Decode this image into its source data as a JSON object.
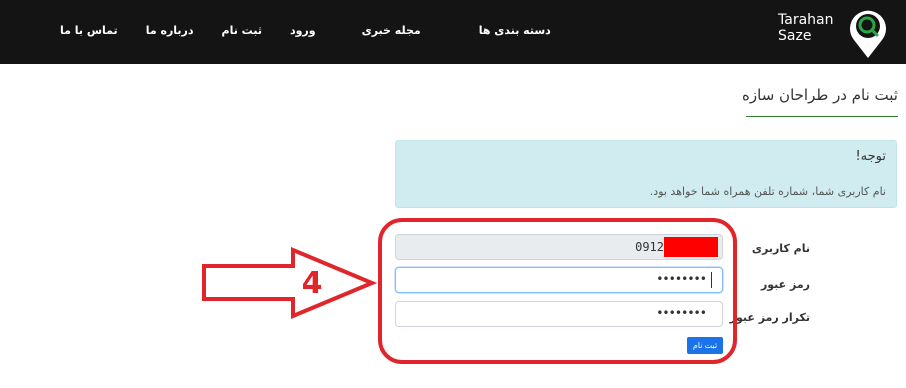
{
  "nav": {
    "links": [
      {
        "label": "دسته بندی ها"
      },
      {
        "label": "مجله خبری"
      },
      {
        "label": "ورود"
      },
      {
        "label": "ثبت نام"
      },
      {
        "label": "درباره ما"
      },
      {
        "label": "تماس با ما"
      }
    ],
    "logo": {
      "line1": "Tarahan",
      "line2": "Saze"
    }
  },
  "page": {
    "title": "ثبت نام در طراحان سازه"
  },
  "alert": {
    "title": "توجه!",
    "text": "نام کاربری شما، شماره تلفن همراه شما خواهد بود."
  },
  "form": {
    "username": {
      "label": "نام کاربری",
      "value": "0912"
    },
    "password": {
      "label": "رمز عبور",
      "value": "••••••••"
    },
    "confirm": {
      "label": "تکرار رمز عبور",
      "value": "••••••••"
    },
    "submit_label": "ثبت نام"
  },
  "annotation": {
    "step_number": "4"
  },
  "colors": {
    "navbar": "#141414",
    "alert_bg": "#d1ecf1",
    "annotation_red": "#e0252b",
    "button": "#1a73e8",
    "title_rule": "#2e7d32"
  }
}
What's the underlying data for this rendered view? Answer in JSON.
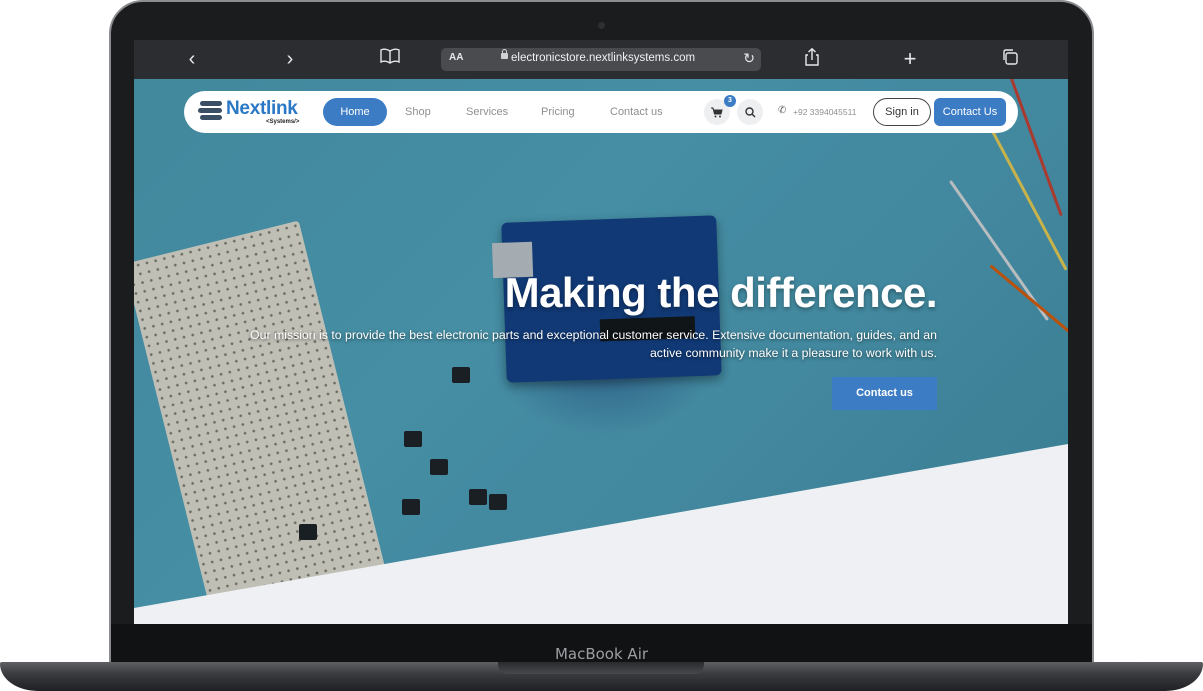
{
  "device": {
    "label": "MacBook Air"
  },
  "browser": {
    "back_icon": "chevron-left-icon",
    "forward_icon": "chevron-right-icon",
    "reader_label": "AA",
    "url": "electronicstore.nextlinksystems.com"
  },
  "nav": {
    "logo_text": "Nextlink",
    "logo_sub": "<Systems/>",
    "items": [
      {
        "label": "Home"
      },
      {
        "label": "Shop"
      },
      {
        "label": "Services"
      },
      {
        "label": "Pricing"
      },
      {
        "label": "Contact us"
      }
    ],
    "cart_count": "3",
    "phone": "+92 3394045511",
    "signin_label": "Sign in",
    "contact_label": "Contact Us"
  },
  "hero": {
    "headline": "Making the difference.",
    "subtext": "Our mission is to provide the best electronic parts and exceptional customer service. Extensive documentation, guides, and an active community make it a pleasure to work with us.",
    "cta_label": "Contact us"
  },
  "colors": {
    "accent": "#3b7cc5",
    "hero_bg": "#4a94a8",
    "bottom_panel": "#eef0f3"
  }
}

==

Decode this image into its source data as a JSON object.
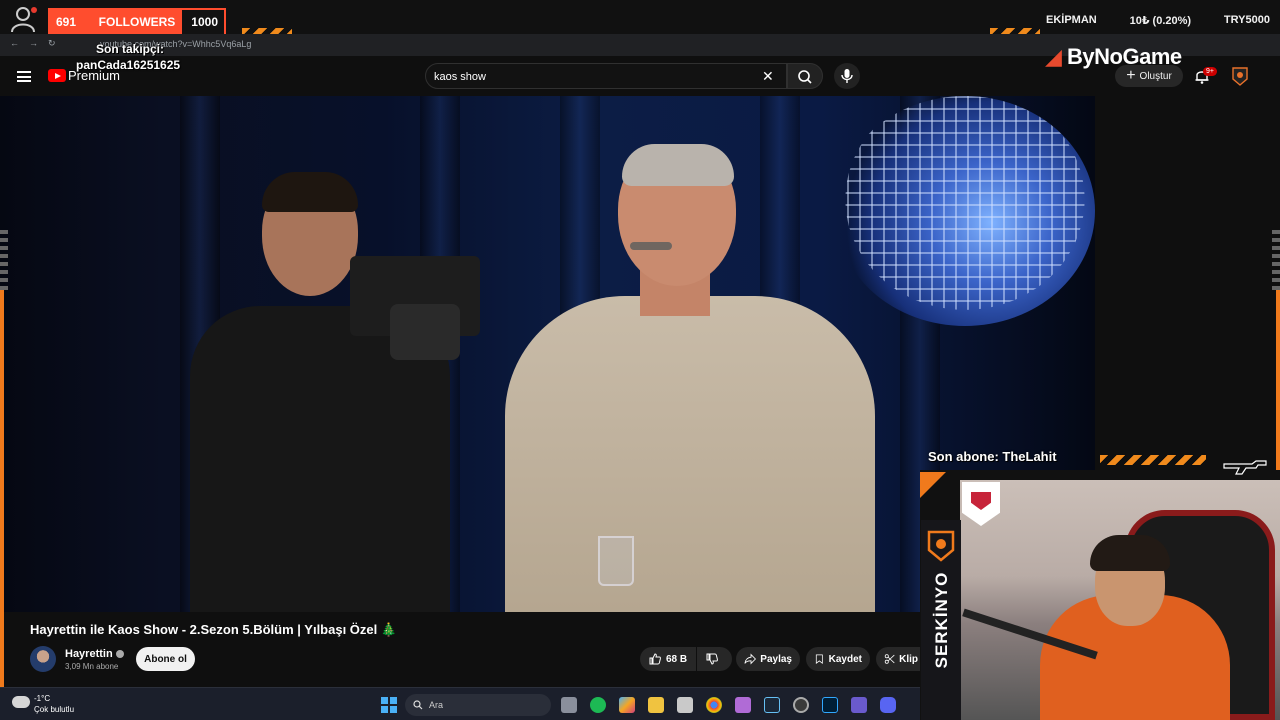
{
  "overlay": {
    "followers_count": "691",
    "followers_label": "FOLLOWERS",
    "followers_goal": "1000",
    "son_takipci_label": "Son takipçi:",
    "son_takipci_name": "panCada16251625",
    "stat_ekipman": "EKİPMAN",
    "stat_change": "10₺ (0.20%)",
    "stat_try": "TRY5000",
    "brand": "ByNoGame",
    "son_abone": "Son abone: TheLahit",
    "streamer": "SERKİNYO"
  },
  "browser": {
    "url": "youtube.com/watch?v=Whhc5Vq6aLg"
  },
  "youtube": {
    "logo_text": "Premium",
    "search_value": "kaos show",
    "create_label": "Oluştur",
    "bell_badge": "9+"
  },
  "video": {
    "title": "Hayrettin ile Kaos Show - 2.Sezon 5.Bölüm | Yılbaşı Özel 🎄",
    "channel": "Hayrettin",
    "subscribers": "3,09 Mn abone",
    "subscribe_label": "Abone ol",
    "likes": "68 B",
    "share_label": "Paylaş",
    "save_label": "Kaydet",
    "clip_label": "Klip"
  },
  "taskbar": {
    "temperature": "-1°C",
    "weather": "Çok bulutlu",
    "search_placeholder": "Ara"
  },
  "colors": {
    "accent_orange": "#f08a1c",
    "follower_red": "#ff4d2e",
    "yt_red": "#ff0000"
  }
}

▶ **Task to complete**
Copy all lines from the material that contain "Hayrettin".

▶ **Result of the exercise**
    "title": "Hayrettin ile Kaos Show - 2.Sezon 5.Bölüm | Yılbaşı Özel 🎄",
    "channel": "Hayrettin",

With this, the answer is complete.